Regional interests are served by such groups as the Society for the Study of Southern Literature and the Western Literature Association (Department of English, Utah State University, Logan, UT 84322-3200).
Various library, literary, and children’s literary associations serve a host of special clienteles with interests in all aspects of books, literature, and publishing. General association directories will lead the reader to the many organizations that are too specialized to be listed here.
Special collections in language and literature are numerous—they include those in information centers, libraries, associations, and scholarly societies--and there are far too many of them to list here. Good sources to use as supplements to this section are Subject Collections, compiled by Lee Ash and William G. Miller (7th ed., R. R. Bowker, 1993) and the Websites identified above. Besides this guide to subject collections by Ash and Miller, publications of the American Library Association, Special Libraries Association, and the Center for Research Libraries will guide the reader to other collections of note.

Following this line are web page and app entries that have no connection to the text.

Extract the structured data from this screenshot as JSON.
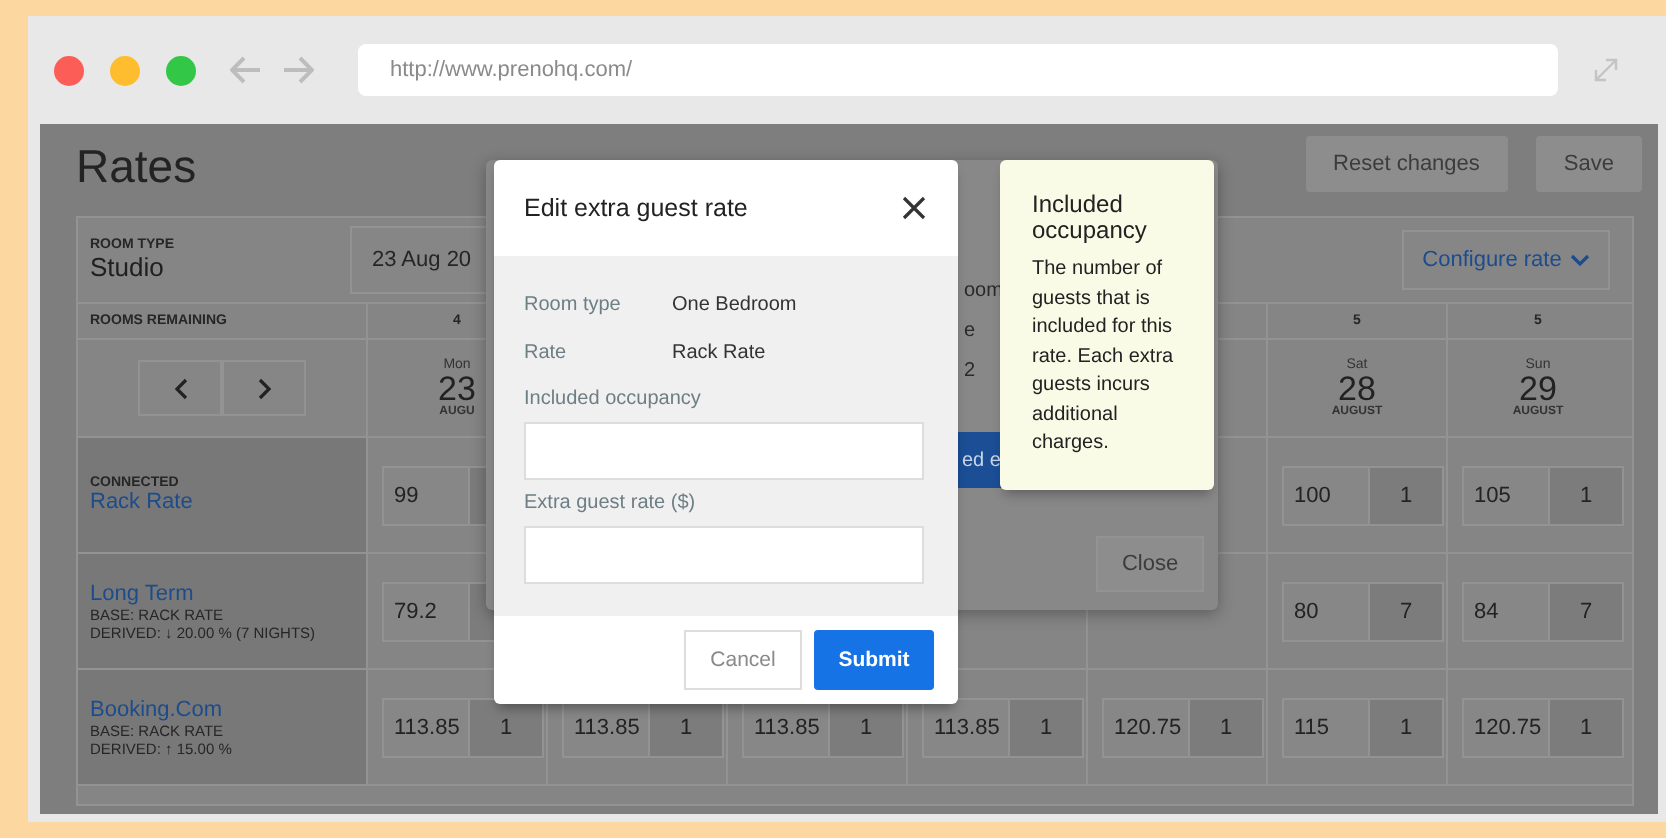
{
  "browser": {
    "url": "http://www.prenohq.com/"
  },
  "page": {
    "title": "Rates",
    "buttons": [
      "Reset changes",
      "Save"
    ]
  },
  "table": {
    "room_type_label": "ROOM TYPE",
    "room_type": "Studio",
    "date_range": "23 Aug 20",
    "configure_button": "Configure rate",
    "rooms_remaining_label": "ROOMS REMAINING",
    "days_start": [
      {
        "remaining": "4",
        "weekday": "Mon",
        "day": "23",
        "month": "AUGU"
      }
    ],
    "days_end": [
      {
        "remaining": "5",
        "weekday": "Sat",
        "day": "28",
        "month": "AUGUST"
      },
      {
        "remaining": "5",
        "weekday": "Sun",
        "day": "29",
        "month": "AUGUST"
      }
    ],
    "rates": [
      {
        "kind": "connected",
        "tag": "CONNECTED",
        "name": "Rack Rate",
        "cells_start": [
          {
            "price": "99"
          }
        ],
        "cells_end": [
          {
            "price": "100",
            "count": "1"
          },
          {
            "price": "105",
            "count": "1"
          }
        ]
      },
      {
        "kind": "derived",
        "name": "Long Term",
        "base": "BASE: RACK RATE",
        "derived": "DERIVED: ↓ 20.00 % (7 NIGHTS)",
        "cells_start": [
          {
            "price": "79.2"
          }
        ],
        "cells_end": [
          {
            "price": "80",
            "count": "7"
          },
          {
            "price": "84",
            "count": "7"
          }
        ]
      },
      {
        "kind": "derived",
        "name": "Booking.Com",
        "base": "BASE: RACK RATE",
        "derived": "DERIVED: ↑ 15.00 %",
        "cells_start": [
          {
            "price": "113.85",
            "count": "1"
          },
          {
            "price": "113.85",
            "count": "1"
          },
          {
            "price": "113.85",
            "count": "1"
          },
          {
            "price": "113.85",
            "count": "1"
          },
          {
            "price": "120.75",
            "count": "1"
          },
          {
            "price": "115",
            "count": "1"
          },
          {
            "price": "120.75",
            "count": "1"
          }
        ]
      }
    ]
  },
  "background_dialog": {
    "lines": [
      "oom",
      "e",
      "2"
    ],
    "primary_button": "ed e",
    "close_button": "Close"
  },
  "dialog": {
    "title": "Edit extra guest rate",
    "details": [
      {
        "label": "Room type",
        "value": "One Bedroom"
      },
      {
        "label": "Rate",
        "value": "Rack Rate"
      }
    ],
    "fields": [
      {
        "label": "Included occupancy"
      },
      {
        "label": "Extra guest rate ($)"
      }
    ],
    "cancel_button": "Cancel",
    "submit_button": "Submit"
  },
  "tooltip": {
    "title": "Included occupancy",
    "text": "The number of guests that is included for this rate. Each extra guests incurs additional charges."
  }
}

Some special collections remain noteworthy. They include the Folger Shakespeare Library (201 E. Capitol St. SE, Washington, DC 20003-1094) which has an active research and publication program in British civilization of the Tudor and Stuart periods and theatrical history as they relate to Shakespeare. See http://www.folger.edu/ (accessed December 20, 2012).
The Center for Hellenic Studies (3100 Whitehaven St., Washington, DC 20008) is an international center associated with Harvard University. It conducts research in such areas as classical Greek literature, philosophy, and history.

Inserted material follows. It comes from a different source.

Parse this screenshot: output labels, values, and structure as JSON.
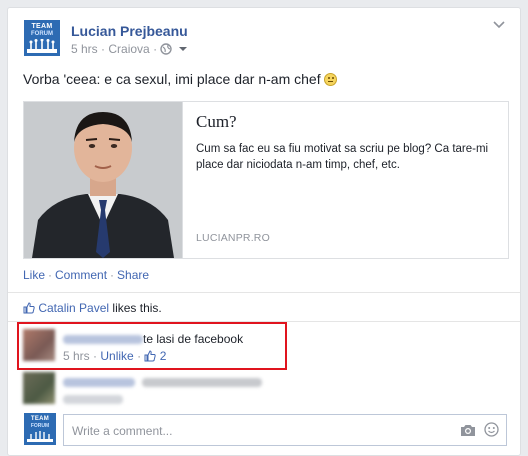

Other giant collections are held by the Library of Congress (http://www.loc.gov [accessed December 20, 2012]), the British Library (http://portico.bl.uk/ [accessed December 20, 2012]), the Bibliotheque Nationale (http://www.bnf.fr/ [accessed December 20, 2012]), the New York Public Library (http://www.nypl.org/ [accessed December 20, 2012]), and Harvard University (http://www.harvard.edu [accessed December 20, 2012]). Information about the institutions and their holdings is readily accessible now via the Internet; many services can be provided electronically.